FMH..... As a Scotsman whose lived abroad in countries within Africa, South East Asia and the Middle East, I have met countless fellow Scots, many remind me of the song (The Old Sod), “there’s nothing more Scottish than a Scotsman abroad”, In other words, people that ordinarily wouldn’t socialise with others on the sole premise of having Scottish lineage, people that lament national pasts, attend ceilidhs, Burn's night suppers, whiskey nights and subscribe to a social club or other gathering celebrating an often romantic view of Scotland. A view amplified by, reciting Poetry (Robert Burns mainly), adhering to traditional dress code or practices like addressing the haggis …. the list goes on
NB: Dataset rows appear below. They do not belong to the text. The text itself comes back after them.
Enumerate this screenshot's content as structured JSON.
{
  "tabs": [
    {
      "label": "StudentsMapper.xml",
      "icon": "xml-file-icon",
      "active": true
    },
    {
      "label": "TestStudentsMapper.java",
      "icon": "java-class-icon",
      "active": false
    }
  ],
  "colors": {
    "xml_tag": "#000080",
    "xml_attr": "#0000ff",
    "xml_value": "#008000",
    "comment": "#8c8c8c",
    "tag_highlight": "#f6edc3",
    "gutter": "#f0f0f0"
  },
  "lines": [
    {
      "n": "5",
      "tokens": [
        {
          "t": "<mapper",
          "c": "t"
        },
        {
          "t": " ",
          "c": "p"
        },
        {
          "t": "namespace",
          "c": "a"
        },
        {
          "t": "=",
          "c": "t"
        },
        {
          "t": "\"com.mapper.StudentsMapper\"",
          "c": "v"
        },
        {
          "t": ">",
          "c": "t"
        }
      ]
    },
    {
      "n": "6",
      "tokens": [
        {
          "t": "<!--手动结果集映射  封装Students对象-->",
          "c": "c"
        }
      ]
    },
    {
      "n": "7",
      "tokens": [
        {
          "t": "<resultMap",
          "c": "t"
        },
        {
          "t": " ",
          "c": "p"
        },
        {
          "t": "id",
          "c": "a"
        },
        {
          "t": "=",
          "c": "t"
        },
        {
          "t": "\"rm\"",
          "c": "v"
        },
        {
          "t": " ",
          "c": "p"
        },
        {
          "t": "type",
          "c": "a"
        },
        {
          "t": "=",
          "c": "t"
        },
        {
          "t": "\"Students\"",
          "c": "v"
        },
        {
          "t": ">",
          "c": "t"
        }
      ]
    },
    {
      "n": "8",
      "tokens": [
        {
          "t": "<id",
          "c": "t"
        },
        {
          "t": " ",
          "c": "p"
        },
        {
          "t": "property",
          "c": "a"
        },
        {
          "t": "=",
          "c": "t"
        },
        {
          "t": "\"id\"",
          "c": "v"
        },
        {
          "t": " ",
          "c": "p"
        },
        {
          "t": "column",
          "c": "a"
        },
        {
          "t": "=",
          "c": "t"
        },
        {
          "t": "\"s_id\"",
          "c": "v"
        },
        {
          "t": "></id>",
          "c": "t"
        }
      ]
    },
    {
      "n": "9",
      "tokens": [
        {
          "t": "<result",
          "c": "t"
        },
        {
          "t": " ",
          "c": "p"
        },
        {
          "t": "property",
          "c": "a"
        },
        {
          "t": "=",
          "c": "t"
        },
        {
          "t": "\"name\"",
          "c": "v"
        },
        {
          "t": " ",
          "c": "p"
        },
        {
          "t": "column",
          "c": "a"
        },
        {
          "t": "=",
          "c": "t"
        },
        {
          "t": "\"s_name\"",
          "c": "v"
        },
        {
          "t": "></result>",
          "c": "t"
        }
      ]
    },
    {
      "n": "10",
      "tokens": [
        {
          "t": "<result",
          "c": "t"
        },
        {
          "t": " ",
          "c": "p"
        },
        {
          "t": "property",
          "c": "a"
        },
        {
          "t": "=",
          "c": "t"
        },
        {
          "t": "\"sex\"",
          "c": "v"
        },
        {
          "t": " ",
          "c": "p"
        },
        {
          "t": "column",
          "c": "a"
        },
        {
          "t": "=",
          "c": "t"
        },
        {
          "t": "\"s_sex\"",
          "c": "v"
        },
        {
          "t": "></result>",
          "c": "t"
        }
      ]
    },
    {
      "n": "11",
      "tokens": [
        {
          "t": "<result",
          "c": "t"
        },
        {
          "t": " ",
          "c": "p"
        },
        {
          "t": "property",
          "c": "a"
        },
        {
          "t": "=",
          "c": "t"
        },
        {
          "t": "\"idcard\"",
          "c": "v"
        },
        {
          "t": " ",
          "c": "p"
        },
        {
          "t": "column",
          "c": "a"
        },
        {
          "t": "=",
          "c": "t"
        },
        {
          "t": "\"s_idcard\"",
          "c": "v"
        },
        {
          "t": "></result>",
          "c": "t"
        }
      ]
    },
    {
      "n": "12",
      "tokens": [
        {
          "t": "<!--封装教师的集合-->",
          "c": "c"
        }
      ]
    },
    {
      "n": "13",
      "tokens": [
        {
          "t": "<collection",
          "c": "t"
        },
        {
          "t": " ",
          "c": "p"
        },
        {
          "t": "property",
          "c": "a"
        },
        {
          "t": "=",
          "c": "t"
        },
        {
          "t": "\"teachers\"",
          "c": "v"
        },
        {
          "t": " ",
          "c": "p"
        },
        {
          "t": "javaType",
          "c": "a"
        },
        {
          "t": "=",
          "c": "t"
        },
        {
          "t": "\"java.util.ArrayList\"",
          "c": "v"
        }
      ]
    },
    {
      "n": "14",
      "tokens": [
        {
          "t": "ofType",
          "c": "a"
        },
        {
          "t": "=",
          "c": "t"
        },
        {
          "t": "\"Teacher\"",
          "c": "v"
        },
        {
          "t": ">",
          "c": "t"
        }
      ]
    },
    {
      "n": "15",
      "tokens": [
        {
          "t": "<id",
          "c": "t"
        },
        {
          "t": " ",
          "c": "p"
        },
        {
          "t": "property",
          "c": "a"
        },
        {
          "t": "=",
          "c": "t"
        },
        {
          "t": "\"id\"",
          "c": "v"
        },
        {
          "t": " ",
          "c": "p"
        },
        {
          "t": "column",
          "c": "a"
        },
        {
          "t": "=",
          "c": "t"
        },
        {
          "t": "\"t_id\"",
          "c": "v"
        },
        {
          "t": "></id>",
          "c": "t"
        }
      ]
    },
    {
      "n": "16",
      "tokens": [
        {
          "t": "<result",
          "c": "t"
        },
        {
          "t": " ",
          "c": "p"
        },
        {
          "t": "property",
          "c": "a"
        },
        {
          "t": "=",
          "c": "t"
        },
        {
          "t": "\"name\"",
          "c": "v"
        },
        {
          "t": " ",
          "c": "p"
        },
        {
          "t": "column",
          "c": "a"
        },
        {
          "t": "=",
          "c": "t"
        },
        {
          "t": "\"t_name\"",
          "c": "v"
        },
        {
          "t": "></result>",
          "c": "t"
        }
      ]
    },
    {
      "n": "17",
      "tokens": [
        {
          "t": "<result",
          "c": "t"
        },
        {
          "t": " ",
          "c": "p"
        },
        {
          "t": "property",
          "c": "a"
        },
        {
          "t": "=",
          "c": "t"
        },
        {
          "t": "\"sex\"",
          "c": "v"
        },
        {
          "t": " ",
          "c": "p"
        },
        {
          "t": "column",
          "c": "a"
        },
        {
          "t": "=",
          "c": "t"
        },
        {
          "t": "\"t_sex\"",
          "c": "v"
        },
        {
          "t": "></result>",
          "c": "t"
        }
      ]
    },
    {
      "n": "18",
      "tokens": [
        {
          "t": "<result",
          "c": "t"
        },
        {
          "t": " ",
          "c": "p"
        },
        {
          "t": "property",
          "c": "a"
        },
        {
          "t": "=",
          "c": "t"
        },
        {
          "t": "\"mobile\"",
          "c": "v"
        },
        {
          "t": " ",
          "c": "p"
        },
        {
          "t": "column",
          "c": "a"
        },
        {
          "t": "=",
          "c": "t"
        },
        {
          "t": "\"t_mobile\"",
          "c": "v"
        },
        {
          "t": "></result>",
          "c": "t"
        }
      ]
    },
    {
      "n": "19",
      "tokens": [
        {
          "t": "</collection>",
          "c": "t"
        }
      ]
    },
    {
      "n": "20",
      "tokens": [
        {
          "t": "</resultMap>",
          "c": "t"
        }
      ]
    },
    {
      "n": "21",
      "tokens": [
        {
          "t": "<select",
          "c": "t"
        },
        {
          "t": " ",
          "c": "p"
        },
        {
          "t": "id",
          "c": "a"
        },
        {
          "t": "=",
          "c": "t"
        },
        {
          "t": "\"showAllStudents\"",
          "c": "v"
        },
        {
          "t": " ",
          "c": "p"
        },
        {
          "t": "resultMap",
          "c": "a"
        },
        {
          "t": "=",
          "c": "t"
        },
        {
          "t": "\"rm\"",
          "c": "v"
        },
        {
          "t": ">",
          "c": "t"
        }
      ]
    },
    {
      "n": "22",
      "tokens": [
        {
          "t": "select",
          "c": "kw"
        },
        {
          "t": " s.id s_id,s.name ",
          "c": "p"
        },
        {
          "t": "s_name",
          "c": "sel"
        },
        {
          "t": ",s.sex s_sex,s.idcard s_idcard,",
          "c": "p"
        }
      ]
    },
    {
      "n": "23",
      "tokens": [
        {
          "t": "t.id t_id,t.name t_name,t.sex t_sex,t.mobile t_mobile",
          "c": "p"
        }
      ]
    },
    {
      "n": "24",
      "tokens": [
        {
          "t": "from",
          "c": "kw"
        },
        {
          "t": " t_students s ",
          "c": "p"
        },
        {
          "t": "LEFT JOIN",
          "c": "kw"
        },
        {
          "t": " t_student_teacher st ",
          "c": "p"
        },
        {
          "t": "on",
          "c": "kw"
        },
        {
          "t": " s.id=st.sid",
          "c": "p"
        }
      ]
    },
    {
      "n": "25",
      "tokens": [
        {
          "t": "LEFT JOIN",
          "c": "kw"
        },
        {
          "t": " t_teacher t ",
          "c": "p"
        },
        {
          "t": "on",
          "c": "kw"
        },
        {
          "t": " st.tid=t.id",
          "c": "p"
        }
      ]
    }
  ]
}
This of course is a relatively healthy bringing together of like-minded people with a familiar identity in a foreign place, a ritual of shared pleasure expressed in homespun dance, music, food and drink. A cultural reaffirmation that’s comforting or at the very least, a familiar distraction in distant lands. It isn’t just a Scottish thing of course; each community of diaspora or expats seems to behave in similar ways.
However, is there more to the notion that some diasporic groups exacerbate political and social aspects at home. Initial responses were obviously matter of fact…. “Yes”, was the answer, "just look at the impact of Irish diaspora in the USA and their role in the ‘Troubles’ (Read) or the Jewish-American diasporic involvement in conflicts over Nagorno-Karabakh and the West Bank and Gaza (Read)".
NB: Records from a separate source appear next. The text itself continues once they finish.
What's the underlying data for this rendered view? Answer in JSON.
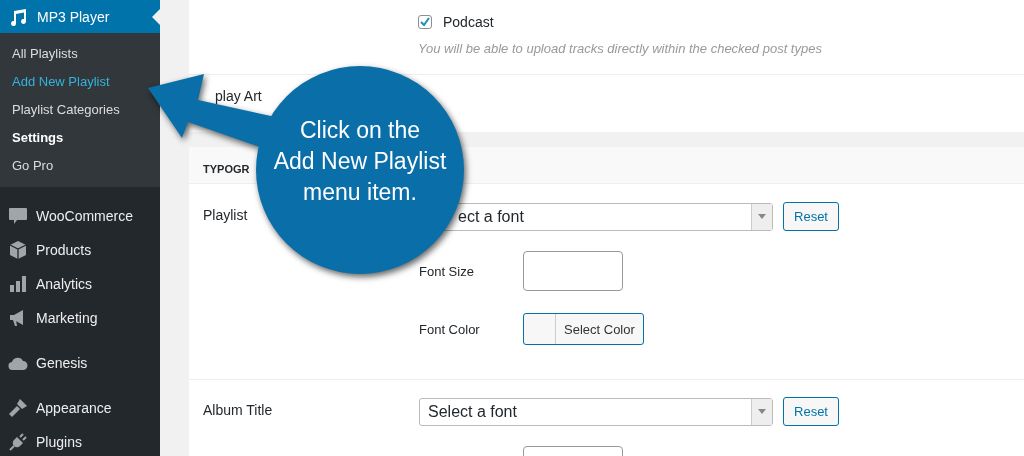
{
  "sidebar": {
    "header": {
      "label": "MP3 Player"
    },
    "submenu": [
      {
        "label": "All Playlists",
        "highlighted": false,
        "current": false
      },
      {
        "label": "Add New Playlist",
        "highlighted": true,
        "current": false
      },
      {
        "label": "Playlist Categories",
        "highlighted": false,
        "current": false
      },
      {
        "label": "Settings",
        "highlighted": false,
        "current": true
      },
      {
        "label": "Go Pro",
        "highlighted": false,
        "current": false
      }
    ],
    "items": [
      {
        "label": "WooCommerce"
      },
      {
        "label": "Products"
      },
      {
        "label": "Analytics"
      },
      {
        "label": "Marketing"
      },
      {
        "label": "Genesis"
      },
      {
        "label": "Appearance"
      },
      {
        "label": "Plugins"
      }
    ]
  },
  "post_types": {
    "options": [
      {
        "label": "Podcast",
        "checked": true
      }
    ],
    "hint": "You will be able to upload tracks directly within the checked post types"
  },
  "display_row": {
    "label": "play Art"
  },
  "typography": {
    "heading": "TYPOGR",
    "fields": [
      {
        "label": "Playlist",
        "select": "ect a font",
        "reset": "Reset",
        "font_size_label": "Font Size",
        "font_color_label": "Font Color",
        "color_button": "Select Color"
      },
      {
        "label": "Album Title",
        "select": "Select a font",
        "reset": "Reset"
      }
    ]
  },
  "callout": {
    "lines": [
      "Click on the",
      "Add New Playlist",
      "menu item."
    ]
  }
}
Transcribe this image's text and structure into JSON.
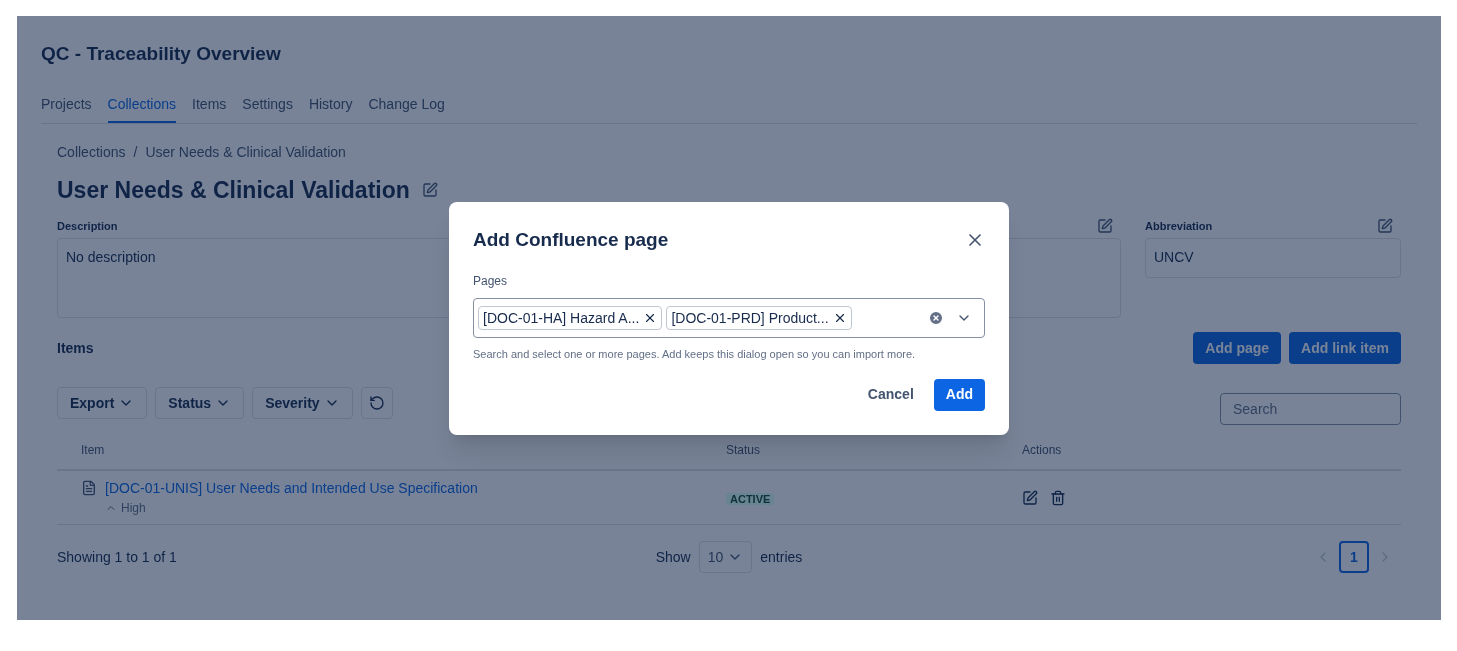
{
  "app_title": "QC - Traceability Overview",
  "tabs": [
    {
      "label": "Projects",
      "selected": false
    },
    {
      "label": "Collections",
      "selected": true
    },
    {
      "label": "Items",
      "selected": false
    },
    {
      "label": "Settings",
      "selected": false
    },
    {
      "label": "History",
      "selected": false
    },
    {
      "label": "Change Log",
      "selected": false
    }
  ],
  "breadcrumb": [
    "Collections",
    "User Needs & Clinical Validation"
  ],
  "breadcrumb_separator": "/",
  "page_title": "User Needs & Clinical Validation",
  "fields": [
    {
      "label": "Description",
      "value": "No description",
      "kind": "multiline"
    },
    {
      "label": "Abbreviation",
      "value": "UNCV",
      "kind": "single"
    }
  ],
  "items_section": {
    "title": "Items",
    "buttons": [
      "Add page",
      "Add link item"
    ],
    "filters": [
      "Export",
      "Status",
      "Severity"
    ],
    "search": {
      "placeholder": "Search"
    },
    "columns": [
      "Item",
      "Status",
      "Actions"
    ],
    "rows": [
      {
        "item": "[DOC-01-UNIS] User Needs and Intended Use Specification",
        "severity": "High",
        "status": "ACTIVE"
      }
    ],
    "showing": "Showing 1 to 1 of 1",
    "show_label": "Show",
    "page_size": "10",
    "entries_label": "entries",
    "pages": [
      {
        "label": "1",
        "selected": true
      }
    ]
  },
  "dialog": {
    "title": "Add Confluence page",
    "field_label": "Pages",
    "chips": [
      "[DOC-01-HA] Hazard A...",
      "[DOC-01-PRD] Product..."
    ],
    "help": "Search and select one or more pages. Add keeps this dialog open so you can import more.",
    "buttons": [
      {
        "label": "Cancel",
        "kind": "secondary"
      },
      {
        "label": "Add",
        "kind": "primary"
      }
    ]
  }
}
There is an impressive amount of literature on the negative (and positive) effects of diasporic groups when it comes to peacebuilding and conflict.
The interesting aspect of this research is the focus on ‘everyday’ diasporic groups and their members, those that might help hinder social or political progress within their home countries. In-group behaviors which to many perpetuate dangerous biases and historic resentment, whilst reinforcing class-divisions, elitism and privilege –
Discussion: Is this a traditional subscription to an un-imagined, collective identity with a problematic sense of belonging, place and culture?